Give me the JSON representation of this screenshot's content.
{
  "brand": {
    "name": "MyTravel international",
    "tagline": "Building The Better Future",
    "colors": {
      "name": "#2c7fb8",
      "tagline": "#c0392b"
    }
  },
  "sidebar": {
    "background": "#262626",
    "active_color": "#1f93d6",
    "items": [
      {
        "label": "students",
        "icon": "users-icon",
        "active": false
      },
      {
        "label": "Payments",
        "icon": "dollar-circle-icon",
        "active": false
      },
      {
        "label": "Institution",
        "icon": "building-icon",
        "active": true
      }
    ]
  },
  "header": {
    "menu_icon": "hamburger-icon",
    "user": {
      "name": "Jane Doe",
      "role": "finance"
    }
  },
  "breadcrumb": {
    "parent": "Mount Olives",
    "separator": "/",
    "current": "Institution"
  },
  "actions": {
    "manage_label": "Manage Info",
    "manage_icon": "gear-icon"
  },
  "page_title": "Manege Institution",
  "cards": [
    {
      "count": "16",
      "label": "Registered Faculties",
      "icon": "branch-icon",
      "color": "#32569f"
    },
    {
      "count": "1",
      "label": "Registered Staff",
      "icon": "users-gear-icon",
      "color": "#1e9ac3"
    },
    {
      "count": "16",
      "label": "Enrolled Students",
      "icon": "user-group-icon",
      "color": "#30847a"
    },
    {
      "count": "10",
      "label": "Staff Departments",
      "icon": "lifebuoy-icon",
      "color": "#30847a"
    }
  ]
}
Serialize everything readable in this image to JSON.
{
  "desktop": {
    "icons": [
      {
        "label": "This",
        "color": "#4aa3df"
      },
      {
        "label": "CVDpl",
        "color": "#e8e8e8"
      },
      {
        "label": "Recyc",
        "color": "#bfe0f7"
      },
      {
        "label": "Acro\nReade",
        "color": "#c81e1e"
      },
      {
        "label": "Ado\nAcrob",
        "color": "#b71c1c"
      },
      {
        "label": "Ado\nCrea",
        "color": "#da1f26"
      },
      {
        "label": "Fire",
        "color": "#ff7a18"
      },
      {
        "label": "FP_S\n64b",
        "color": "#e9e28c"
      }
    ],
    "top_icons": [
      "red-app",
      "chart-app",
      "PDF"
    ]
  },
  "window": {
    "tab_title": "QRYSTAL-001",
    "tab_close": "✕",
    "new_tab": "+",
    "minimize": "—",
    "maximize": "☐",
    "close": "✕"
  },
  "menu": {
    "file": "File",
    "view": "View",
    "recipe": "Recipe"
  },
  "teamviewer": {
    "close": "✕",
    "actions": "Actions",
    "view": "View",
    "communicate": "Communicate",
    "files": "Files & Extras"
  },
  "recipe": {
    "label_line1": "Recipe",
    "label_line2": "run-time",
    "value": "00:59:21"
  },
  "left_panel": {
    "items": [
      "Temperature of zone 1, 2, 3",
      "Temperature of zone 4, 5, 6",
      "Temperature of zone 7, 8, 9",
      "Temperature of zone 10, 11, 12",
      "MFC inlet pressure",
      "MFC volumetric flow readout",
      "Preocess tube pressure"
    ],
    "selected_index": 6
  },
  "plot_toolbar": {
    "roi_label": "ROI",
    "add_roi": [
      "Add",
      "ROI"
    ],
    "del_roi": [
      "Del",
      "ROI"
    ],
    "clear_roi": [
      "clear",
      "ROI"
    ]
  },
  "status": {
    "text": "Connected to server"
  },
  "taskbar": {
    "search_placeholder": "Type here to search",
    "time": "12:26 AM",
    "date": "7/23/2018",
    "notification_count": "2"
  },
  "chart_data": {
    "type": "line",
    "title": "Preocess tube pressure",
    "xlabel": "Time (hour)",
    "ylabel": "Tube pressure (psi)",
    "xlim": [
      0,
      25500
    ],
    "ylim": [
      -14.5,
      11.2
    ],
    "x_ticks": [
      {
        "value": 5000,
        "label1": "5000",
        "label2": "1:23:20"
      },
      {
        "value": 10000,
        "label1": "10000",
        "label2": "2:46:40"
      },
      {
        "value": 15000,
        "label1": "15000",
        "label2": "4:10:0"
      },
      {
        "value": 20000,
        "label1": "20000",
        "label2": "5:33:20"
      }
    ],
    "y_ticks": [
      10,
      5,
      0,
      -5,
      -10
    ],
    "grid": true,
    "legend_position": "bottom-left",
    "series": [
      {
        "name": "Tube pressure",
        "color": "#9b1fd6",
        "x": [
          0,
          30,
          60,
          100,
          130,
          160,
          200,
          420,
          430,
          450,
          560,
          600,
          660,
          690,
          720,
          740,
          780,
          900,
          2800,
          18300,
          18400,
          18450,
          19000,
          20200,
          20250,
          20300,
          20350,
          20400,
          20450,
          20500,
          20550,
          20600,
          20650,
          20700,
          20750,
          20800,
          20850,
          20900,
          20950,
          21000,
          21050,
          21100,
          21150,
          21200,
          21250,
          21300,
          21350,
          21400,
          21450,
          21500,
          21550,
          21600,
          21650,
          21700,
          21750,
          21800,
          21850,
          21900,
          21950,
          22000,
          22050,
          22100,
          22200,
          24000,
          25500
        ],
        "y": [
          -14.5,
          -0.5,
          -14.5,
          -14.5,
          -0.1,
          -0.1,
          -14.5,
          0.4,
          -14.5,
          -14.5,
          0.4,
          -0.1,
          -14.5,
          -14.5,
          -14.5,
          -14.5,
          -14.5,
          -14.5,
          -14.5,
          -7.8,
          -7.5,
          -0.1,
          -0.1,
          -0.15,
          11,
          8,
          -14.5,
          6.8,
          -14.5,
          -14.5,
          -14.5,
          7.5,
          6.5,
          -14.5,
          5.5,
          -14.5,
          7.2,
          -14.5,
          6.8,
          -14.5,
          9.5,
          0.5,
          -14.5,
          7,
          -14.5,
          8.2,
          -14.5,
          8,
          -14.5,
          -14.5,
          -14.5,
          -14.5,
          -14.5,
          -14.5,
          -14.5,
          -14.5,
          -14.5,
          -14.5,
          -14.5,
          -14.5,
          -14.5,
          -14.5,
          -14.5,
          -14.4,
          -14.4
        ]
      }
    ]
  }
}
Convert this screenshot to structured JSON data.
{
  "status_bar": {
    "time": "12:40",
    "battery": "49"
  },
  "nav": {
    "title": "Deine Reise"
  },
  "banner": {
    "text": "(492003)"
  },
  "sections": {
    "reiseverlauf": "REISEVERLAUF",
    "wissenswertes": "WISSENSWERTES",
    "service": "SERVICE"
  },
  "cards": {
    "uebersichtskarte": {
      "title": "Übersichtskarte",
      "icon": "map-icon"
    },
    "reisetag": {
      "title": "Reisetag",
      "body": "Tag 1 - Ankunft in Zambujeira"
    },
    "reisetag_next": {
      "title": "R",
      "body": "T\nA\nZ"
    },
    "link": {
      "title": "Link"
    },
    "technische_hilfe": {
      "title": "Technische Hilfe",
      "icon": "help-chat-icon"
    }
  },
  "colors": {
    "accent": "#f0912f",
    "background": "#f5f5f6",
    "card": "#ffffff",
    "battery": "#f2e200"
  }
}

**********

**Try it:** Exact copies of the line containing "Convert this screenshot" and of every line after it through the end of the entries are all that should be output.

**Written response:**
Convert this screenshot to structured JSON data.
{
  "status_bar": {
    "time": "12:40",
    "battery": "49"
  },
  "nav": {
    "title": "Deine Reise"
  },
  "banner": {
    "text": "(492003)"
  },
  "sections": {
    "reiseverlauf": "REISEVERLAUF",
    "wissenswertes": "WISSENSWERTES",
    "service": "SERVICE"
  },
  "cards": {
    "uebersichtskarte": {
      "title": "Übersichtskarte",
      "icon": "map-icon"
    },
    "reisetag": {
      "title": "Reisetag",
      "body": "Tag 1 - Ankunft in Zambujeira"
    },
    "reisetag_next": {
      "title": "R",
      "body": "T\nA\nZ"
    },
    "link": {
      "title": "Link"
    },
    "technische_hilfe": {
      "title": "Technische Hilfe",
      "icon": "help-chat-icon"
    }
  },
  "colors": {
    "accent": "#f0912f",
    "background": "#f5f5f6",
    "card": "#ffffff",
    "battery": "#f2e200"
  }
}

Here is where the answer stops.